It was not my intent to be an experience point whore; my intention was to give a case study of Microsoft's "security through obscurity" paradigm with respect to Windows. Let me summarize my points:
- Microsoft's Windows API contains far too much administrative overhead. All of the calls API calls I listed are actually needed to change the owner; if you don't believe me, feel free to paste the code into your copy of VC++, comment out any section, and execute it a few thousand times. (Multiple executions are needed to show memory leaks in the event that you comment out the "free" statements.)

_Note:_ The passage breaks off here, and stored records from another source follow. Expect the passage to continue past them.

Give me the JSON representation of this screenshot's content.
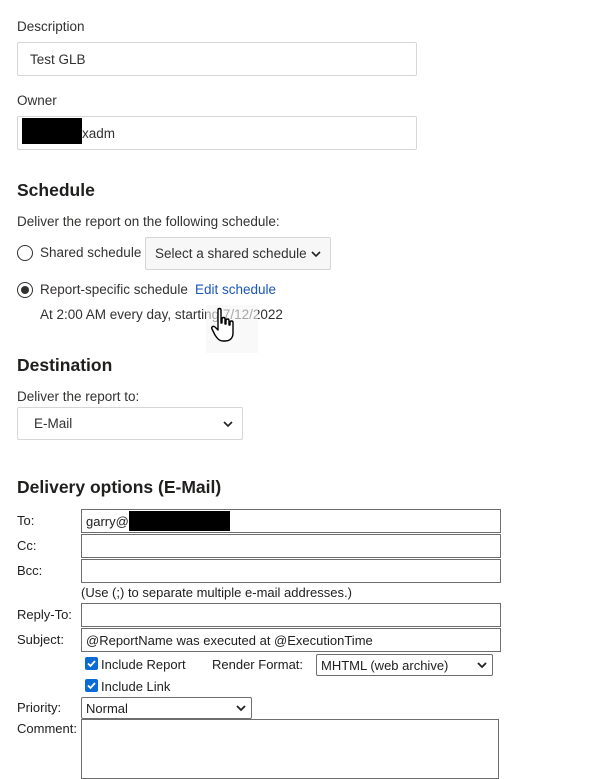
{
  "description": {
    "label": "Description",
    "value": "Test GLB"
  },
  "owner": {
    "label": "Owner",
    "value_visible": "xadm"
  },
  "schedule": {
    "heading": "Schedule",
    "intro": "Deliver the report on the following schedule:",
    "shared_label": "Shared schedule",
    "shared_select": "Select a shared schedule",
    "specific_label": "Report-specific schedule",
    "edit_link": "Edit schedule",
    "summary": "At 2:00 AM every day, starting 7/12/2022"
  },
  "destination": {
    "heading": "Destination",
    "intro": "Deliver the report to:",
    "selected": "E-Mail"
  },
  "delivery": {
    "heading": "Delivery options (E-Mail)",
    "to_label": "To:",
    "to_value_visible": "garry@",
    "cc_label": "Cc:",
    "bcc_label": "Bcc:",
    "hint": "(Use (;) to separate multiple e-mail addresses.)",
    "replyto_label": "Reply-To:",
    "subject_label": "Subject:",
    "subject_value": "@ReportName was executed at @ExecutionTime",
    "include_report": "Include Report",
    "render_format_label": "Render Format:",
    "render_format_value": "MHTML (web archive)",
    "include_link": "Include Link",
    "priority_label": "Priority:",
    "priority_value": "Normal",
    "comment_label": "Comment:"
  }
}
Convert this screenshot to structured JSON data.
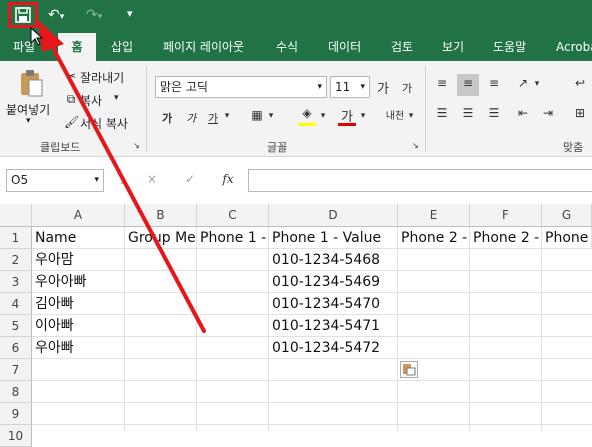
{
  "quick_access": {
    "save_icon": "save-icon",
    "undo_icon": "undo-icon",
    "redo_icon": "redo-icon",
    "customize_icon": "customize-icon"
  },
  "tabs": [
    "파일",
    "홈",
    "삽입",
    "페이지 레이아웃",
    "수식",
    "데이터",
    "검토",
    "보기",
    "도움말",
    "Acroba"
  ],
  "active_tab": "홈",
  "ribbon": {
    "clipboard": {
      "paste_label": "붙여넣기",
      "cut_label": "잘라내기",
      "copy_label": "복사",
      "format_painter_label": "서식 복사",
      "group_title": "클립보드"
    },
    "font": {
      "font_name": "맑은 고딕",
      "font_size": "11",
      "bold": "가",
      "italic": "가",
      "underline": "가",
      "group_title": "글꼴",
      "phonetic": "내천"
    },
    "alignment": {
      "group_title": "맞춤"
    }
  },
  "formula_bar": {
    "name_box": "O5",
    "fx": "fx",
    "cancel": "×",
    "enter": "✓",
    "value": ""
  },
  "colors": {
    "excel_green": "#217346",
    "highlight_red": "#e8151b"
  },
  "sheet": {
    "columns": [
      "A",
      "B",
      "C",
      "D",
      "E",
      "F",
      "G"
    ],
    "rows": [
      "1",
      "2",
      "3",
      "4",
      "5",
      "6",
      "7",
      "8",
      "9",
      "10"
    ],
    "headers": [
      "Name",
      "Group Me",
      "Phone 1 -",
      "Phone 1 - Value",
      "Phone 2 -",
      "Phone 2 -",
      "Phone"
    ],
    "data": [
      {
        "name": "우아맘",
        "phone": "010-1234-5468"
      },
      {
        "name": "우아아빠",
        "phone": "010-1234-5469"
      },
      {
        "name": "김아빠",
        "phone": "010-1234-5470"
      },
      {
        "name": "이아빠",
        "phone": "010-1234-5471"
      },
      {
        "name": "우아빠",
        "phone": "010-1234-5472"
      }
    ]
  }
}
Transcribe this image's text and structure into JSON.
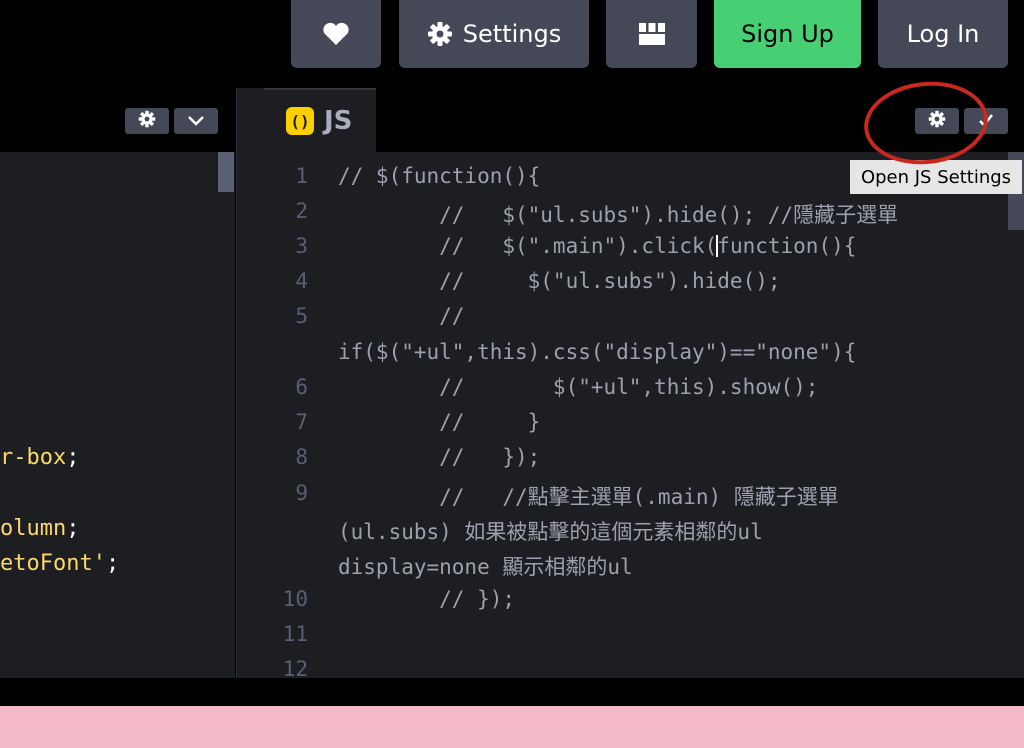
{
  "topbar": {
    "heart_icon": "heart-icon",
    "settings_label": "Settings",
    "settings_icon": "gear-icon",
    "layout_icon": "layout-grid-icon",
    "signup_label": "Sign Up",
    "login_label": "Log In",
    "colors": {
      "button": "#444857",
      "signup": "#47cf73"
    }
  },
  "left_pane": {
    "gear_icon": "gear-icon",
    "collapse_icon": "chevron-down-icon",
    "lines": [
      {
        "text": "r-box",
        "punct": ";"
      },
      {
        "text": "olumn",
        "punct": ";"
      },
      {
        "text": "etoFont'",
        "punct": ";"
      }
    ]
  },
  "js_pane": {
    "badge": "()",
    "tab_label": "JS",
    "gear_icon": "gear-icon",
    "check_icon": "check-icon",
    "tooltip": "Open JS Settings",
    "line_numbers": [
      "1",
      "2",
      "3",
      "4",
      "5",
      "6",
      "7",
      "8",
      "9",
      "10",
      "11",
      "12"
    ],
    "code": [
      "// $(function(){",
      "        //   $(\"ul.subs\").hide(); //隱藏子選單",
      "        //   $(\".main\").click(",
      "function(){",
      "        //     $(\"ul.subs\").hide();",
      "        //",
      "if($(\"+ul\",this).css(\"display\")==\"none\"){",
      "        //       $(\"+ul\",this).show();",
      "        //     }",
      "        //   }",
      ");",
      "        //   //點擊主選單(.main) 隱藏子選單",
      "(ul.subs) 如果被點擊的這個元素相鄰的ul",
      "display=none 顯示相鄰的ul",
      "        // });"
    ]
  },
  "annotation_color": "#c8281e",
  "footer_color": "#f4b9c9"
}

- This overhead is very poorly documented. I spent about a day going through various WinAPI books, code discussion groups, etc. to get the code I posted above. I'm sure that there are sites that I didn't check, and one of them might have similar or better code than what I've listed. But NONE of those sites are as convenient as the Camel or the Camel head.
As far as your points are concerned,

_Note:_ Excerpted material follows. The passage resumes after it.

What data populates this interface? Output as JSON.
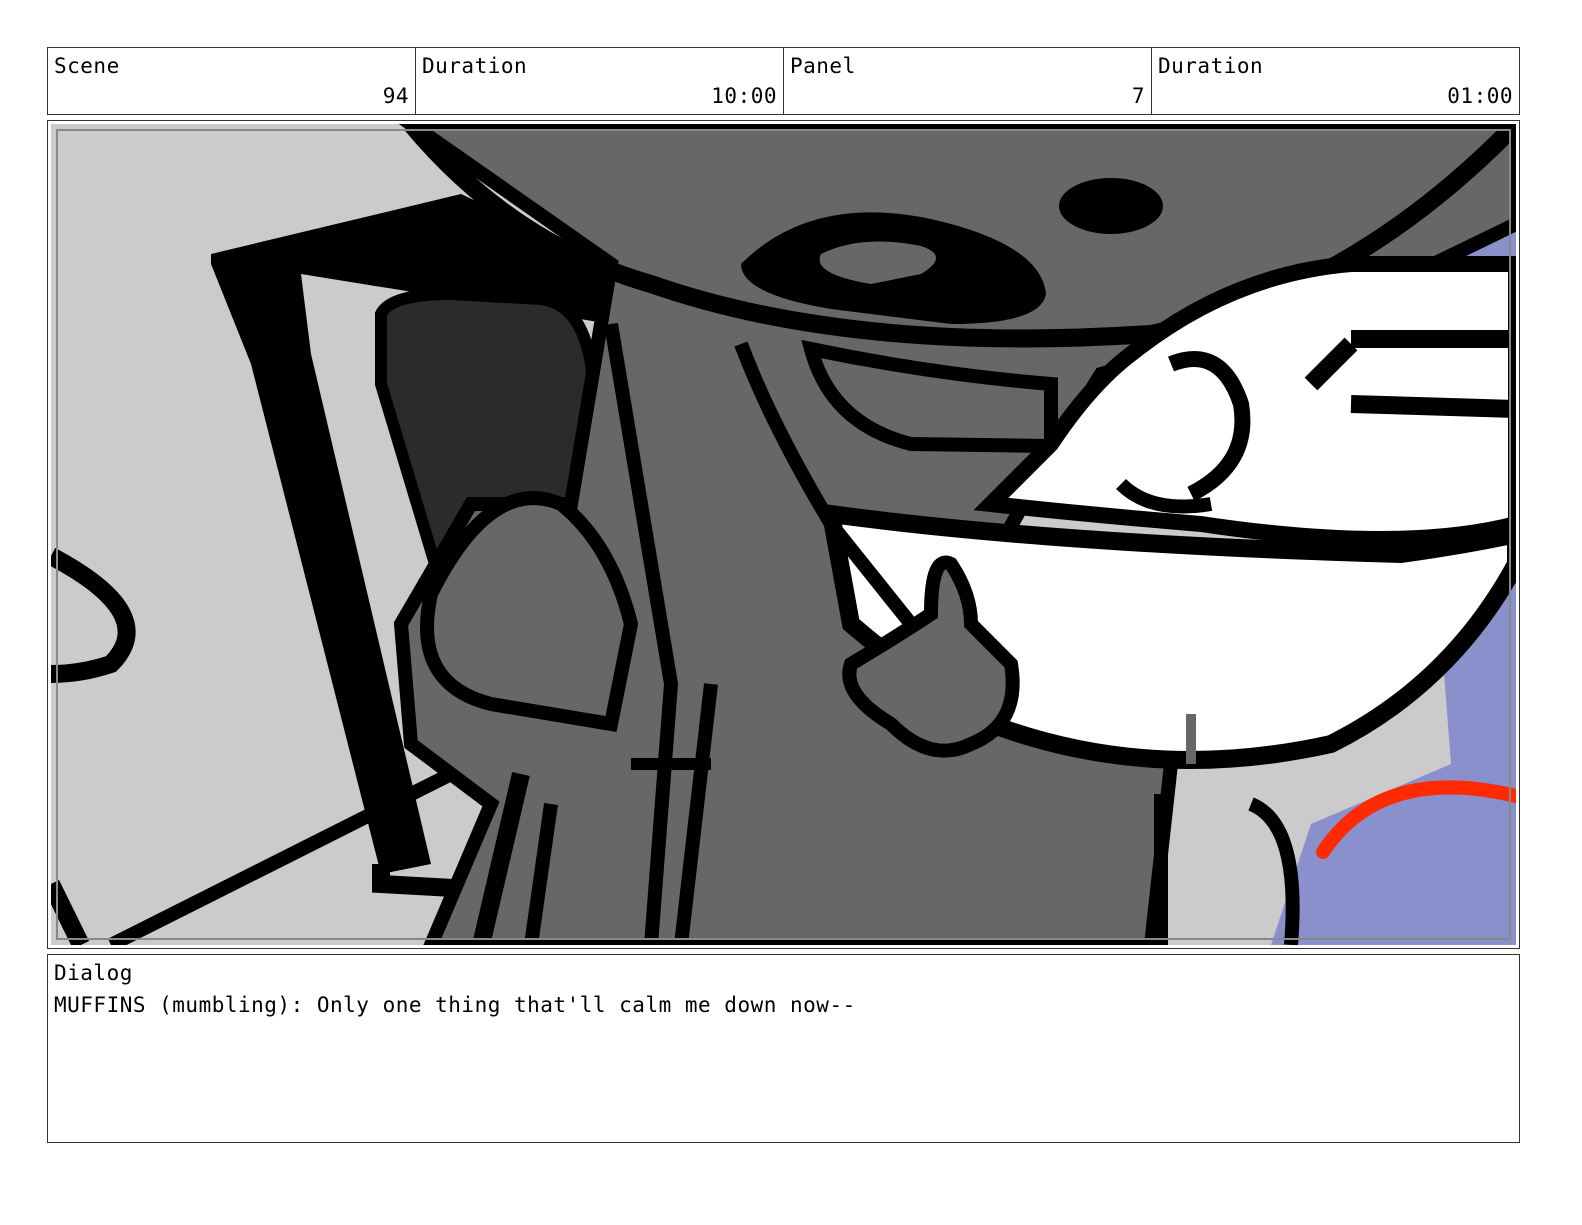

- Your point regarding computer languages is entirely valid. Languages are optimized for different things, and they do indeed suck when you don't play to their strengths. But my rant is not against C, but against Windows. Actually, it's a rant against the Windows API, which appears to be optimized for obscurity. I should have titled this section "Why I hate the Windows API". My bad.
- How do you propose that I "match the tool against the task" of changing a file's owner? By convincing my users to throw out their Win32 boxes and get Linux ones? (wow... that thought just sent me to a happy place :) ).

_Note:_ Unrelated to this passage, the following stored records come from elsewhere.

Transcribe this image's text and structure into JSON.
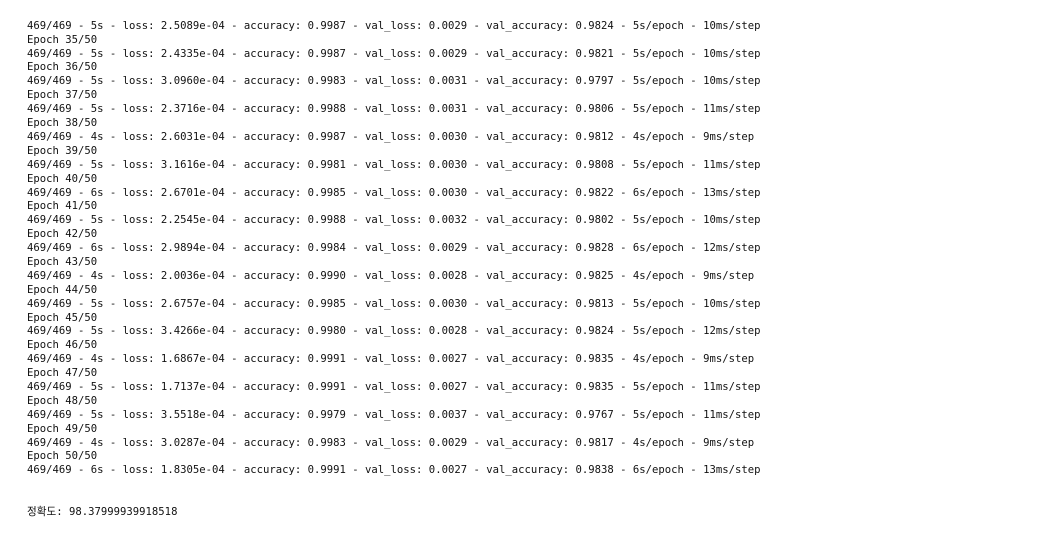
{
  "console": {
    "lines": [
      "469/469 - 5s - loss: 2.5089e-04 - accuracy: 0.9987 - val_loss: 0.0029 - val_accuracy: 0.9824 - 5s/epoch - 10ms/step",
      "Epoch 35/50",
      "469/469 - 5s - loss: 2.4335e-04 - accuracy: 0.9987 - val_loss: 0.0029 - val_accuracy: 0.9821 - 5s/epoch - 10ms/step",
      "Epoch 36/50",
      "469/469 - 5s - loss: 3.0960e-04 - accuracy: 0.9983 - val_loss: 0.0031 - val_accuracy: 0.9797 - 5s/epoch - 10ms/step",
      "Epoch 37/50",
      "469/469 - 5s - loss: 2.3716e-04 - accuracy: 0.9988 - val_loss: 0.0031 - val_accuracy: 0.9806 - 5s/epoch - 11ms/step",
      "Epoch 38/50",
      "469/469 - 4s - loss: 2.6031e-04 - accuracy: 0.9987 - val_loss: 0.0030 - val_accuracy: 0.9812 - 4s/epoch - 9ms/step",
      "Epoch 39/50",
      "469/469 - 5s - loss: 3.1616e-04 - accuracy: 0.9981 - val_loss: 0.0030 - val_accuracy: 0.9808 - 5s/epoch - 11ms/step",
      "Epoch 40/50",
      "469/469 - 6s - loss: 2.6701e-04 - accuracy: 0.9985 - val_loss: 0.0030 - val_accuracy: 0.9822 - 6s/epoch - 13ms/step",
      "Epoch 41/50",
      "469/469 - 5s - loss: 2.2545e-04 - accuracy: 0.9988 - val_loss: 0.0032 - val_accuracy: 0.9802 - 5s/epoch - 10ms/step",
      "Epoch 42/50",
      "469/469 - 6s - loss: 2.9894e-04 - accuracy: 0.9984 - val_loss: 0.0029 - val_accuracy: 0.9828 - 6s/epoch - 12ms/step",
      "Epoch 43/50",
      "469/469 - 4s - loss: 2.0036e-04 - accuracy: 0.9990 - val_loss: 0.0028 - val_accuracy: 0.9825 - 4s/epoch - 9ms/step",
      "Epoch 44/50",
      "469/469 - 5s - loss: 2.6757e-04 - accuracy: 0.9985 - val_loss: 0.0030 - val_accuracy: 0.9813 - 5s/epoch - 10ms/step",
      "Epoch 45/50",
      "469/469 - 5s - loss: 3.4266e-04 - accuracy: 0.9980 - val_loss: 0.0028 - val_accuracy: 0.9824 - 5s/epoch - 12ms/step",
      "Epoch 46/50",
      "469/469 - 4s - loss: 1.6867e-04 - accuracy: 0.9991 - val_loss: 0.0027 - val_accuracy: 0.9835 - 4s/epoch - 9ms/step",
      "Epoch 47/50",
      "469/469 - 5s - loss: 1.7137e-04 - accuracy: 0.9991 - val_loss: 0.0027 - val_accuracy: 0.9835 - 5s/epoch - 11ms/step",
      "Epoch 48/50",
      "469/469 - 5s - loss: 3.5518e-04 - accuracy: 0.9979 - val_loss: 0.0037 - val_accuracy: 0.9767 - 5s/epoch - 11ms/step",
      "Epoch 49/50",
      "469/469 - 4s - loss: 3.0287e-04 - accuracy: 0.9983 - val_loss: 0.0029 - val_accuracy: 0.9817 - 4s/epoch - 9ms/step",
      "Epoch 50/50",
      "469/469 - 6s - loss: 1.8305e-04 - accuracy: 0.9991 - val_loss: 0.0027 - val_accuracy: 0.9838 - 6s/epoch - 13ms/step"
    ],
    "result": {
      "label": "정확도:",
      "value": "98.37999939918518"
    }
  }
}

This example of API overhead is not an isolated case. I've been programming in Windows API for a few years now, and it's always been a huge mess for anything other than popping up message boxes. (Anyone remember when Win32 first came out, and the nightmare of syncing short and long filenames?)
And yes, this is not remotely constructive, and yes, it is childish, and yes, it is little more than an online theaputic temper tantrum. Which is why I prefaced it as such.
btw: in the event that anyone does try to compile my code, I omitted the fact that "SetPrivilege" is a subroutine that I wrote, not a windows API call. Here's the code for that:
int SetPrivilege(char *privilege, int enable)
if (!OpenProcessToken(GetCurrentProcess(), TOKEN_ADJUST_PRIVILEGES
+, &token)) return 0;
if (!LookupPrivilegeValue(NULL, privilege, &luid)) return 0;
tp.PrivilegeCount = 1;
tp.Privileges.Luid = luid;
if (enable) tp.Privileges.Attributes = SE_PRIVILEGE_ENABLED;
else tp.Privileges.Attributes = 0;
// Enable the privilege or disable all privileges.
return AdjustTokenPrivileges(token, 0, &tp, NULL, NULL, NULL);